First 12 months after purchase of securities - The stock cannot be resold.

After six-month holding period but before one year - Unlimited public resales under Rule 144 except that the current public information requirement still applies.

After one-year holding period - Unlimited public resales under Rule 144; need not comply with
any other Rule 144 requirements.

Tacking the Holding Period

Rule 144 in effect deems certain stock ownership transfers not to be sales, in which case you can add, or “tack,” the amount of time the prior owner owned the securities to the ownership time, or “holding period” of the current owner, as follows:
  • Stock dividends, splits and recapitalizations.
  • Conversions and exchanges.
  • Securities acquired as a contingent payment of the purchase price of an equity interest in a business, or the assets of a business.
  • Securities which are bona fide pledged for a loan after a default.
  • Bona-fide gifts.
  • Trusts and Estates Beneficiaries
  • Holding company formations.
  • Cashless exercise of options and warrants.

All of these “tacking” provisions have significant qualifiers. Make sure you consult a qualified securities lawyer if you are trying to tack the Rule 144 holding period of the person from whom you acquired the securities.

Resale of Restricted Securities of Shell Companies

Rule 144 requirements for legal resales of Unregistered Securities by Shell Companies are significantly different, as set forth in Rule 144.i. Most significantly, these rules apply if the company ever in its entire past history was a shell company, even if it is not a shell company at the time it sold the Restricted Securities in question.

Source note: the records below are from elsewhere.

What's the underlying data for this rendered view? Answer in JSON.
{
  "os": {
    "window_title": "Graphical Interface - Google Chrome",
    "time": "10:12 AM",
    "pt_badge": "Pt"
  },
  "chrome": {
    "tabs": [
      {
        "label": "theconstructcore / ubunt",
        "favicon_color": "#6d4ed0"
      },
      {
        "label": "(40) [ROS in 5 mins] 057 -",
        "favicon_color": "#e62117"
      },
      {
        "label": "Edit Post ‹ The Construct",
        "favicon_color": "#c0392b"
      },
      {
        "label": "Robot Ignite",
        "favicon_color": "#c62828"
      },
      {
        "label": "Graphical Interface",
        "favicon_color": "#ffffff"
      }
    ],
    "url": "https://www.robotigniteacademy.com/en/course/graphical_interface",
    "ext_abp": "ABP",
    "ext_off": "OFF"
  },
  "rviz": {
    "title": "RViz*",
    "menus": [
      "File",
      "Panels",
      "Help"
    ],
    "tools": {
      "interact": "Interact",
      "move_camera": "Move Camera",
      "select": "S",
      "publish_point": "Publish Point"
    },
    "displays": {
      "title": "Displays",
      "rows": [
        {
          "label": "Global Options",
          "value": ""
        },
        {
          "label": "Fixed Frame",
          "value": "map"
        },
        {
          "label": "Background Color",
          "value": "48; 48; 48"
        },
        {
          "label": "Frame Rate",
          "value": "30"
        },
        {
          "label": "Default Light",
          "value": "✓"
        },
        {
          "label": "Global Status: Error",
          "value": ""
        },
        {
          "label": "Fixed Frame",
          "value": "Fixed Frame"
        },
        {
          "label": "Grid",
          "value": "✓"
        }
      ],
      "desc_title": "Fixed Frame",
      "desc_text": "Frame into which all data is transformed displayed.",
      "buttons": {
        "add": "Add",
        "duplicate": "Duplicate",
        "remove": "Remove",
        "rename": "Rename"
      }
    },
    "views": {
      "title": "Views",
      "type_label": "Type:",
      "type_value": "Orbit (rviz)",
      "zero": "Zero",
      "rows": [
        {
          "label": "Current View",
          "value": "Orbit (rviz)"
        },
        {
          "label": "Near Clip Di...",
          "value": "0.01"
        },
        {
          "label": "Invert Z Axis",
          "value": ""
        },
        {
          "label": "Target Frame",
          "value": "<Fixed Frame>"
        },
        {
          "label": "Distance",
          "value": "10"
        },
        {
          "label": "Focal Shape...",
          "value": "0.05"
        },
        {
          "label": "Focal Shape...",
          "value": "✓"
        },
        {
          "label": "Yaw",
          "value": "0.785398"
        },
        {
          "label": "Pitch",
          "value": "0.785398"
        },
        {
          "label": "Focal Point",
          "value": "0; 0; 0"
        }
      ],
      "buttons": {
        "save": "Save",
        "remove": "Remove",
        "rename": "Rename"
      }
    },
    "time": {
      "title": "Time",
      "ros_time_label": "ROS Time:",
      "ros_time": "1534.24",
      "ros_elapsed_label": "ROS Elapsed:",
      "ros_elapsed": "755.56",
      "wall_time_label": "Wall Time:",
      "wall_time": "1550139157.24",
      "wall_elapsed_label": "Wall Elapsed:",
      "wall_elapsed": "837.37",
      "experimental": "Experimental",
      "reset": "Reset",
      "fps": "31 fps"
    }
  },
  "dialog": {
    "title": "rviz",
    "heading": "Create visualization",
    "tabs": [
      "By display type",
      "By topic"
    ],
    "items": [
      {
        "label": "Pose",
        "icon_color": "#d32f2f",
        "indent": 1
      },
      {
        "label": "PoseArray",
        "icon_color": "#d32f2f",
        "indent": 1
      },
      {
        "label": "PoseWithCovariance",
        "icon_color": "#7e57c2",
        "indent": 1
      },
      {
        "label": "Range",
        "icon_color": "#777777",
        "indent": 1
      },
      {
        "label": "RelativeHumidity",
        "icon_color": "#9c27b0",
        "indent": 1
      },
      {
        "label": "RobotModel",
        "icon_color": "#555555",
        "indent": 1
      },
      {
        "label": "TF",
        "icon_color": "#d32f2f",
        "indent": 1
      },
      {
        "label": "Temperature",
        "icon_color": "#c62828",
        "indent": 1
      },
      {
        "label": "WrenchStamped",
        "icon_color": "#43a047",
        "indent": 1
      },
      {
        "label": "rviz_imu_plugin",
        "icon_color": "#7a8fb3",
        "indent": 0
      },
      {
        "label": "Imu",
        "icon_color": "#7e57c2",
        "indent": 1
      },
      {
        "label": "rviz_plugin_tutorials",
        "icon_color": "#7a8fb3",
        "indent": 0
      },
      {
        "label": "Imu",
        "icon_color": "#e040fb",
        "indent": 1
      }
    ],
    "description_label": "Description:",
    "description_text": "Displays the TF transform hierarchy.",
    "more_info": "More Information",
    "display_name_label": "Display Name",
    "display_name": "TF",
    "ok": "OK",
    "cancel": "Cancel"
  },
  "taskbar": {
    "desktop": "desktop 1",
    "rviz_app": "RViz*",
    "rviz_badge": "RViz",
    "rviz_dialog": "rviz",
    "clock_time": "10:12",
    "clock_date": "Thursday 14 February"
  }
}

Rule 144.i provides that if the company that sold the Unregistered Securities is at the time of sale, or ever in its past history had been, a Shell Company, then four things must happen before the Restricted Securities can be resold under Rule 144:

The company must no longer be a Shell Company.
  • A minimum of one year must have elapsed from the time the Shell Company filed with the SEC, on a different Form, the same disclosure information and financial statements as the company must file in a Form S-1 Registration Statement about its Non-Shell Company business.
  • The company must be an SEC Reporting Company.
  • The company must have filed all required reports of an SEC Reporting Company for the prior 12 months, or shorter if it has been a Reporting Company for a shorter period.

This rule creates a big problem for OTCBB Public Shells and a disastrous problem for Pink Sheet Shells, as described under the “Public Shells and Reverse Mergers” Button. It has even driven one well-known FINRA broker/dealer who had always used a Reverse Merger with a Public Shells in its financings to abandon that method in favor of the direct filing method described above.
 
 
This site provided by Williams Securities Law Firm, Michael T. Williams, Esq., Tampa, FL